Chlamydia sighed, They’ll be starting ‘Strictly’ again soon.  Maybe

the formula is played out now.  I mean, where’s the glamour?  It

seems to be all about sex.

Hmm, I know.  I used to love the ballroom dancing programmes in

the Fifties- dresses with tulle, wired underskirts and women with

slashes of smiling scarlet lippie.  At least, I suppose it was scarlet,

since the programmes were all in black and white!

Did you go to dance classes?

Ballet- for about six weeks.

Why did you stop?

‘cos my granny bought me black ballet pumps, instead of pink,

like the other girls had.

Didn’t your father have his own band?

Yes.  He had a quintet. He played the drums and my uncle played

the piano.  My mum and dad met at the ‘dancing’.

Pity you didn’t stick at it.

I loved dancing at home, with my grandfather.  Here!

Not another one of your…

Yes, read it.  Go on!


Image by Michael Foskett

Sometimes we’d shuffle round a room, backwards,

with me balancing on his feet, dreaming

I was Ginger Rogers.  He’d teach me words

like ‘tapselteerie‘.  When it was teeming

down, he’d say,‘It’s raining cats and dogs!’ and,

idiom-proof, I’d stare outside the door.

Hand in hand, we’d go to the park bandstand,

to listen to the pomp of brass.  Adore?-

I worshipped him, with his tobacco tin
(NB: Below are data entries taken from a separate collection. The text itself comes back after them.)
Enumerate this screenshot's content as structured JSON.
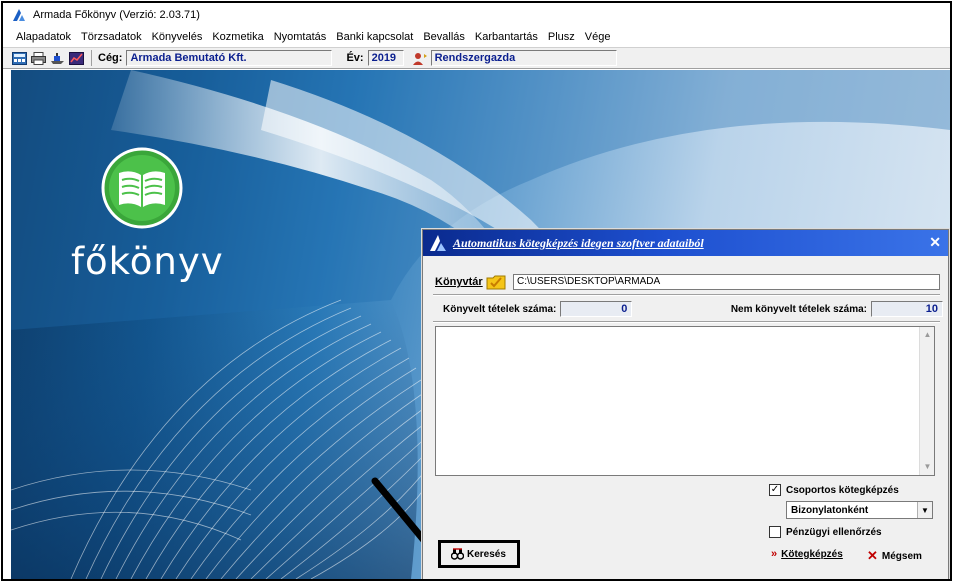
{
  "window": {
    "title": "Armada Főkönyv (Verzió: 2.03.71)"
  },
  "menu": [
    "Alapadatok",
    "Törzsadatok",
    "Könyvelés",
    "Kozmetika",
    "Nyomtatás",
    "Banki kapcsolat",
    "Bevallás",
    "Karbantartás",
    "Plusz",
    "Vége"
  ],
  "toolbar": {
    "ceg_label": "Cég:",
    "ceg_value": "Armada Bemutató Kft.",
    "ev_label": "Év:",
    "ev_value": "2019",
    "user_value": "Rendszergazda"
  },
  "brand": {
    "text": "főkönyv"
  },
  "dialog": {
    "title": "Automatikus kötegképzés idegen szoftver adataiból",
    "close": "✕",
    "konyvtar_label": "Könyvtár",
    "konyvtar_path": "C:\\USERS\\DESKTOP\\ARMADA",
    "konyvelt_label": "Könyvelt tételek száma:",
    "konyvelt_value": "0",
    "nem_konyvelt_label": "Nem könyvelt tételek száma:",
    "nem_konyvelt_value": "10",
    "csoportos_label": "Csoportos kötegképzés",
    "csoportos_checked": true,
    "bizonylat_option": "Bizonylatonként",
    "penzugyi_label": "Pénzügyi ellenőrzés",
    "penzugyi_checked": false,
    "kereses_label": "Keresés",
    "kotegkepzes_label": "Kötegképzés",
    "megsem_label": "Mégsem"
  },
  "colors": {
    "title_gradient_start": "#0a2a8e",
    "title_gradient_end": "#3a73e8",
    "value_text": "#0b1f8f",
    "cancel_icon": "#c00000"
  }
}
full of small change.  He never short-changed me.

At my command, he’d show his shrapnelled shin;

eject his dentures, ape-like, suddenly,

to make me gasp.  I’d taste his pipe sometimes,

although I retched.  He’d draw around my hand

and taught me all the tables, nursery rhymes.

He waltzed into the sunset and I stand

on my own feet, but find I cannot dance

in step with others, with such elegance.